Just like the last time I saw Enter Shikari, the show was kicked off with ‘The Sights’ from their most recent and more pop orientated album ‘The Spark’. What came next however was a blistering 25 song set of older songs that saw the crowd turn into non stop mosh pit. Deep cuts such as ‘Step Up’ and ‘Gap In The Fence’ were great surprises intended as a celebration of the 10th Anniversary of their album ‘Common Dreads’ as well as my personal favourite song ‘Slipshod’ which details a bad experience at a restaurant very explicitly. A drum n bass remix of ‘Anaesthetist’ brought another level of hysteria to the show as well as a cover of ‘Insomnia’ by Faithless. I wondered to myself if the staff at the junction were familiar with Enter Shikari because if they weren’t I imagine they were very confused by the multitude of genres on display during this set.

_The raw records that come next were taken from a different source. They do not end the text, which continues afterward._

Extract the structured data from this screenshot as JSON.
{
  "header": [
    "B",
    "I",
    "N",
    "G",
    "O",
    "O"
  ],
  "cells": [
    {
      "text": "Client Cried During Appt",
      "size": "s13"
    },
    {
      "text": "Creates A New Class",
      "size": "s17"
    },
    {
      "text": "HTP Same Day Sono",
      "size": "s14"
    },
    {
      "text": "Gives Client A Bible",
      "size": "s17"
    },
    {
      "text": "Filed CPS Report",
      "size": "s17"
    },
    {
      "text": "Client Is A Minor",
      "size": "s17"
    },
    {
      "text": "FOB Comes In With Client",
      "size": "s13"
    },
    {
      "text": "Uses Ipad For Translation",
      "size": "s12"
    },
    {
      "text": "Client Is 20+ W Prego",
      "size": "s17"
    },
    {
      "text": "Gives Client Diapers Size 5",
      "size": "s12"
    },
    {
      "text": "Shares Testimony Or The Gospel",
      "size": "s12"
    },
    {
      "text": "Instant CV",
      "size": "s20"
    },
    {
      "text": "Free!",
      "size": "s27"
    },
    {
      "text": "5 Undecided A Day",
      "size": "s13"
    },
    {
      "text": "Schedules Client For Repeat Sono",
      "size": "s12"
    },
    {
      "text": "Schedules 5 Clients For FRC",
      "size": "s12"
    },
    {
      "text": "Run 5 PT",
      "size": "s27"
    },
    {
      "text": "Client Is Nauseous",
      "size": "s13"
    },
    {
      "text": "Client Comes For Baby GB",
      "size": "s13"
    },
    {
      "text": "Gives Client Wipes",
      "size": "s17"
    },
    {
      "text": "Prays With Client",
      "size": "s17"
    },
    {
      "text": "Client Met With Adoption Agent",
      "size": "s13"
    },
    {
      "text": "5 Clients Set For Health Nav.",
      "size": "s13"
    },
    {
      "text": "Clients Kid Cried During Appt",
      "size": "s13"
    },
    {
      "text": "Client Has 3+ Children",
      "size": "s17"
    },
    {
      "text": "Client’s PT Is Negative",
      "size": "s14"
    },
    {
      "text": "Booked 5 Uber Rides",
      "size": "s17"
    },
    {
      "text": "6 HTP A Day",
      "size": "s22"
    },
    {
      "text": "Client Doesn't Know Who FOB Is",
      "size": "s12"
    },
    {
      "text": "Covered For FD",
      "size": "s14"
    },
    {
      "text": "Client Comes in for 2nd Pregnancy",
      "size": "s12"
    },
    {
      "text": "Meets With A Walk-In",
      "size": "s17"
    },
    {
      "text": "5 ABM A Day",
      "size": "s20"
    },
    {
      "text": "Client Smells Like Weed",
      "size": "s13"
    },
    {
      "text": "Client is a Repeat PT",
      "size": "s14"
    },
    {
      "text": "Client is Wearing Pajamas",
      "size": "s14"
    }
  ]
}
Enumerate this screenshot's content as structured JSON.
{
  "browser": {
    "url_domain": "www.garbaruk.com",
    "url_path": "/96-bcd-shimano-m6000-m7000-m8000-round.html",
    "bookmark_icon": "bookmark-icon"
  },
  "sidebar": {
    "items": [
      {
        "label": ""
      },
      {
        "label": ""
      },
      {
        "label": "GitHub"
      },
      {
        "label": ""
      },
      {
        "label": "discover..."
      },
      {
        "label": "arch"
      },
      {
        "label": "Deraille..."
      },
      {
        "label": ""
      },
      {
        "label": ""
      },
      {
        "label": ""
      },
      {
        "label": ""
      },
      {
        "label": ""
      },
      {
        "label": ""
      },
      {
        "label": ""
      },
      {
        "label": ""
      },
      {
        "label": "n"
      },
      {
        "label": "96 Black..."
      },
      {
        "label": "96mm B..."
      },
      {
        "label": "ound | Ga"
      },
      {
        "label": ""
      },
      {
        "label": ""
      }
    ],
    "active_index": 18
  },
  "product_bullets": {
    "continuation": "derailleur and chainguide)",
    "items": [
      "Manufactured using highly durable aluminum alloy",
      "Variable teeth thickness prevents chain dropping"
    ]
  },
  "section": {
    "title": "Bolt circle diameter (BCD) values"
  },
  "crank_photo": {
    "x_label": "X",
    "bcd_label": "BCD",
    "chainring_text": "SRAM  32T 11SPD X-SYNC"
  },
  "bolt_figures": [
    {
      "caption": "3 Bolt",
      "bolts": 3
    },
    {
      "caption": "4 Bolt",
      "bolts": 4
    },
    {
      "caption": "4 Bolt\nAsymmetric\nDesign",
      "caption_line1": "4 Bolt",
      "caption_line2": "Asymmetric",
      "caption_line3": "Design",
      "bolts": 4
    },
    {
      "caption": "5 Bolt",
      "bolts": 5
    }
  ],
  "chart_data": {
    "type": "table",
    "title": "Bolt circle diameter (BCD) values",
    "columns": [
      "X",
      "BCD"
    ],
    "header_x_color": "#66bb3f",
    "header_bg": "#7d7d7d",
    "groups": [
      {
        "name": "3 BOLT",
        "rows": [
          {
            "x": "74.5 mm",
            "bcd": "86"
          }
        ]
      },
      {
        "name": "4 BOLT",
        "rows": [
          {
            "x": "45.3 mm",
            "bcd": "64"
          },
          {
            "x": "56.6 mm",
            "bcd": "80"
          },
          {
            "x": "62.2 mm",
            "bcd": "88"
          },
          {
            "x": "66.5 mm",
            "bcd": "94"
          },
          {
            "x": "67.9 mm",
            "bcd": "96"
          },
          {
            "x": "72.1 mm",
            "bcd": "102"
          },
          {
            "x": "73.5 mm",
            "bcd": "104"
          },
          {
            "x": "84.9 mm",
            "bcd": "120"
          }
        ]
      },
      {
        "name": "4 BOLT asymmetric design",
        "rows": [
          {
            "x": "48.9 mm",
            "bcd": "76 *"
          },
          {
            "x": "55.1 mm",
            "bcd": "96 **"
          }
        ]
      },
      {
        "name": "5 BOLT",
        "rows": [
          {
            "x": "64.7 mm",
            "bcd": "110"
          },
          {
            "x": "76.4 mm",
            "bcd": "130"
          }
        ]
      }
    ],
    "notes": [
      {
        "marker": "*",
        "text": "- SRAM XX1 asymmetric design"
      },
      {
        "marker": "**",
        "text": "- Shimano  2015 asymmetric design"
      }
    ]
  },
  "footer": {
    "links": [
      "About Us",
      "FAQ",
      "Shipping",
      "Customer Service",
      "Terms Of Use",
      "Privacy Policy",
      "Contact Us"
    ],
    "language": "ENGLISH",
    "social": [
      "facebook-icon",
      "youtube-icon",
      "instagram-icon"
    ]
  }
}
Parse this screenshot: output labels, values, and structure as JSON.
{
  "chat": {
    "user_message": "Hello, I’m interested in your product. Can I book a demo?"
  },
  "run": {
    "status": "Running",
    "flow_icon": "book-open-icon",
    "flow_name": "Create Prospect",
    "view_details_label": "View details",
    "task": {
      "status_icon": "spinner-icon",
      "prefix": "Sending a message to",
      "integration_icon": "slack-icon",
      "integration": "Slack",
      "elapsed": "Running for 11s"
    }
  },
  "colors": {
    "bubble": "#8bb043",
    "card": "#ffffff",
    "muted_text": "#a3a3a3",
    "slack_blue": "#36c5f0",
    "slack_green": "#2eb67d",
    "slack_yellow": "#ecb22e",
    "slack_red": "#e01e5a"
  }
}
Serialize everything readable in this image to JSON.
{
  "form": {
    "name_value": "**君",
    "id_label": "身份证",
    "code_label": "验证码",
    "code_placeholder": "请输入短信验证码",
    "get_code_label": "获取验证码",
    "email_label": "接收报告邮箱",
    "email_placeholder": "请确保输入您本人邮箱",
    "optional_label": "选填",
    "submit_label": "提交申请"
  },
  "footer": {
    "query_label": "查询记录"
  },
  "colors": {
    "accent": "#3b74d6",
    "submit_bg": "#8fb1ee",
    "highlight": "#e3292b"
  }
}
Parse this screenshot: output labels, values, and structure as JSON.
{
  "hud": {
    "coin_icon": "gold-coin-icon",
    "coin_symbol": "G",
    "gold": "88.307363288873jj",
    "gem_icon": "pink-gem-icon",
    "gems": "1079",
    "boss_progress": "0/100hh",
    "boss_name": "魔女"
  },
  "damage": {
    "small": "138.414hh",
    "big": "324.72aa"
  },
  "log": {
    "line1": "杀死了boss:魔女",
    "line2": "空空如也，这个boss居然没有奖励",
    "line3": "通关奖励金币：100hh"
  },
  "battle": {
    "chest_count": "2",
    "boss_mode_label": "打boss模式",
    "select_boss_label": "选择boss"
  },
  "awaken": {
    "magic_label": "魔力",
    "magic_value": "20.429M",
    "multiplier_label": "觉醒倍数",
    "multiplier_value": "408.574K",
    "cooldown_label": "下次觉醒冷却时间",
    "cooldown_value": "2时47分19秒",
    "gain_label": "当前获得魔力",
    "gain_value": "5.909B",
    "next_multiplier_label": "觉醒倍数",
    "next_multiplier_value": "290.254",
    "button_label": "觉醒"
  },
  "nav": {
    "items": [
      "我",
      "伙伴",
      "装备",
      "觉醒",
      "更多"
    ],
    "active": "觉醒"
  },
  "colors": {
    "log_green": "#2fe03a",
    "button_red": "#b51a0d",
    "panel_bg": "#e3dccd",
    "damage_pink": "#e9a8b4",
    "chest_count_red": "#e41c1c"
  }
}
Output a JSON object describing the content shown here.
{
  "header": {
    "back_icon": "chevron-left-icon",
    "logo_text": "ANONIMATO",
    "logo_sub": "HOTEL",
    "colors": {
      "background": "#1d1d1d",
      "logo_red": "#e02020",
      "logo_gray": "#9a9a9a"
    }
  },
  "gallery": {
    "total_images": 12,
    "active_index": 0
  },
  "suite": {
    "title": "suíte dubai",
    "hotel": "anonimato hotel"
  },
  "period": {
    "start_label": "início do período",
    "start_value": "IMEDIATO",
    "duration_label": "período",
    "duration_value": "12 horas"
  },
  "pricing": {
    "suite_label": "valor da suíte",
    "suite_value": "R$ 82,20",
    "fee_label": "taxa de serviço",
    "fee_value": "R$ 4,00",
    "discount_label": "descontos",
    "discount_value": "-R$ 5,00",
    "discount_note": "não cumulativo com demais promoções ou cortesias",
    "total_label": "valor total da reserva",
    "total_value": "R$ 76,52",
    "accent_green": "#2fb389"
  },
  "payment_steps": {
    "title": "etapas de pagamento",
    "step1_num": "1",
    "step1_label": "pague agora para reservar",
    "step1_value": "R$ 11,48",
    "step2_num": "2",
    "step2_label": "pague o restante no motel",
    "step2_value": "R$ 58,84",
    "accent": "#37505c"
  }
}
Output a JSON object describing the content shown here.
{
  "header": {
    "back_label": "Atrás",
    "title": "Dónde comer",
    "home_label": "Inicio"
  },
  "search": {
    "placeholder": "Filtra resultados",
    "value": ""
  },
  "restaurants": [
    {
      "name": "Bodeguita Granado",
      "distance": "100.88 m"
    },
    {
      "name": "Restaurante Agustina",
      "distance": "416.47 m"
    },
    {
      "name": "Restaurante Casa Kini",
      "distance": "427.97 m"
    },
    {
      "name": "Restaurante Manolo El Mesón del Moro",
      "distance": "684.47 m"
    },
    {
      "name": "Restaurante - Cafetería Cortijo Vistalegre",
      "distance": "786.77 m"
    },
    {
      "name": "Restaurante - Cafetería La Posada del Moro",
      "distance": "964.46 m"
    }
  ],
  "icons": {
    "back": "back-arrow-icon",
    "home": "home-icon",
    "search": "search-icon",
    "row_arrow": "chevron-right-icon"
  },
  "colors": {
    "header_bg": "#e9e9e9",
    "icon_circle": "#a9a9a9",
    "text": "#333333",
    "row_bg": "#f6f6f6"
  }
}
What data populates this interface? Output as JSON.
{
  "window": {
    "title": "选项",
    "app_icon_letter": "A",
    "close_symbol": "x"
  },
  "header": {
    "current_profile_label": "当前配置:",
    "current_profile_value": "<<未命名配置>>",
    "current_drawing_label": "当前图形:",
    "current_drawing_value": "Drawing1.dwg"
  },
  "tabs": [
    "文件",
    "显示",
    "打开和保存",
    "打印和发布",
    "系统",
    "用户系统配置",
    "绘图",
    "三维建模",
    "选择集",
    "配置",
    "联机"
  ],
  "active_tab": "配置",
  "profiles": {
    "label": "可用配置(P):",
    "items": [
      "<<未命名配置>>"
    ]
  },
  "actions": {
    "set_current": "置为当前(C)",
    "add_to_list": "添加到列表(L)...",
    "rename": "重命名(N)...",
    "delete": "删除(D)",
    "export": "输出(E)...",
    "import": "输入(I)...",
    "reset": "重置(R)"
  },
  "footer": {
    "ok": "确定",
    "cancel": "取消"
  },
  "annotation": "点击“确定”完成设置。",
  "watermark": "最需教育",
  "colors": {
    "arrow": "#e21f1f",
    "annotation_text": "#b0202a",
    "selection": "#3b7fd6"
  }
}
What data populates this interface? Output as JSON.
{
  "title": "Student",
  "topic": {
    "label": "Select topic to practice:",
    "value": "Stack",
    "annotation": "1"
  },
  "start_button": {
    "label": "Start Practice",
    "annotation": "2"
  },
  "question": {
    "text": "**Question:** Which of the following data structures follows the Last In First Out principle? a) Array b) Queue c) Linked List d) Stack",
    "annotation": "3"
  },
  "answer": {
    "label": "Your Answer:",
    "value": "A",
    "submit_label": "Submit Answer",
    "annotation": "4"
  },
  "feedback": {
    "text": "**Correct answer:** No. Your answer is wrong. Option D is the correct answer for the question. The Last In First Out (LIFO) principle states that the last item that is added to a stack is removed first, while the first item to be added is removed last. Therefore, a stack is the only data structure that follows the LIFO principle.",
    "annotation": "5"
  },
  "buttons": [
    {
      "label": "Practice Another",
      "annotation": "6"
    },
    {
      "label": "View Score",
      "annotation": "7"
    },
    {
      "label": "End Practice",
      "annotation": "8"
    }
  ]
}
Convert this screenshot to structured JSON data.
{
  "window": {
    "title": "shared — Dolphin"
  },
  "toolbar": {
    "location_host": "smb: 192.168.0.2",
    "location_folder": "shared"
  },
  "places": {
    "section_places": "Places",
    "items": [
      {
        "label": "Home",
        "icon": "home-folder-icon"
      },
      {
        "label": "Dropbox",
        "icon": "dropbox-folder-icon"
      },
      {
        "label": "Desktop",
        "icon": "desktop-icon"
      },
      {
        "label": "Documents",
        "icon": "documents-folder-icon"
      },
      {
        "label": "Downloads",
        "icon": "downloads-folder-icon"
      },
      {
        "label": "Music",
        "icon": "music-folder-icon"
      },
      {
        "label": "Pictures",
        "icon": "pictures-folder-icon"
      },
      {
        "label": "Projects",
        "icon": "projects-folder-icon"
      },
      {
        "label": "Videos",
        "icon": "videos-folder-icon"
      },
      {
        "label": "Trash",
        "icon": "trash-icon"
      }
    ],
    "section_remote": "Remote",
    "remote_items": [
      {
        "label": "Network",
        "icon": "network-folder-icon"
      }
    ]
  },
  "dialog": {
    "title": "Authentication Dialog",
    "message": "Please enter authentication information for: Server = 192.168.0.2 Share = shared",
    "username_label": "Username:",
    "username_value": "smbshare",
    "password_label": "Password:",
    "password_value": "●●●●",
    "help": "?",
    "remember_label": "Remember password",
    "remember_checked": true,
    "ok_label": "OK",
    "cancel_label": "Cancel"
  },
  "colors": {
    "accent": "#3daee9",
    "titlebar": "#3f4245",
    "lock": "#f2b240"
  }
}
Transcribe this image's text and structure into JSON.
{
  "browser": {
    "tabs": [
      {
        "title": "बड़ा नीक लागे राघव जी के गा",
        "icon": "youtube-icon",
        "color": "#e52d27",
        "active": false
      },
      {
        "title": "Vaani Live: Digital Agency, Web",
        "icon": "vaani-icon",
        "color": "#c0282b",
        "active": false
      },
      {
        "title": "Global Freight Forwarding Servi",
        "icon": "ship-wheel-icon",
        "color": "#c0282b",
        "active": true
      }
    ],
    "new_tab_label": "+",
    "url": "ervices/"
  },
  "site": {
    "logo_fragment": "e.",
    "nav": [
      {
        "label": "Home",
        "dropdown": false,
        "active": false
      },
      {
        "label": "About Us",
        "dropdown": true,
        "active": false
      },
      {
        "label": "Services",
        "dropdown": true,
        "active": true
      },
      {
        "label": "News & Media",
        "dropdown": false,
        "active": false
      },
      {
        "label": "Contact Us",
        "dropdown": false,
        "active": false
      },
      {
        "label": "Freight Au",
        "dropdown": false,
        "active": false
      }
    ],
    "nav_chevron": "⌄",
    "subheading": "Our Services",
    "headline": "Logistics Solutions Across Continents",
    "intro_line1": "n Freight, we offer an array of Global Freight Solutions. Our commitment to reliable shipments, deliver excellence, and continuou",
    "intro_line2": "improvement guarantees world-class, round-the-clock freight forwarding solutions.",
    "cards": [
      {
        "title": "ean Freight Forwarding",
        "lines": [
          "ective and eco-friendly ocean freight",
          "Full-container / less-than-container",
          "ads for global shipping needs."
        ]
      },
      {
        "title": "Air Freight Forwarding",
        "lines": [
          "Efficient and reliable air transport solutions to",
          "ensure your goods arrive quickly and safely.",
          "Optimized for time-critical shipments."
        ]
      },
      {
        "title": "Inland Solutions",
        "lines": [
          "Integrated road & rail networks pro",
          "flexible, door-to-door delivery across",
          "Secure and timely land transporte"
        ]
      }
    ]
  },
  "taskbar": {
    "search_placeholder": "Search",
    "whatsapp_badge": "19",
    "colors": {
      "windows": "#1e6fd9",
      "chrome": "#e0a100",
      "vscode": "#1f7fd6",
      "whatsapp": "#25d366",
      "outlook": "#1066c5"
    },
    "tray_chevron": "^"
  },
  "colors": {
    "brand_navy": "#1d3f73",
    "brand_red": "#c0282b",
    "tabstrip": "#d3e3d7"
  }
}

The stage production on this tour was second to none, very few bands would bring a production of this level to such small venues. Enter Shikari have never been a band to do half measures in their live shows and this show was no exception. There were confetti cannons, lasers and strobe lighting aplenty tonight, with so much going on this was a very tough show to photograph but then again I didn’t want to take my eyes away for one second for fear of missing yet another twist in the show.

With most bands, to see a show like this you’d be headed off to Wembley Arena on the train with a ticket costing £50 for the gig. With Enter Shikari you’re walking to your local venue and getting a show of the same, if not better, calibre for half the price.

Ryan Bird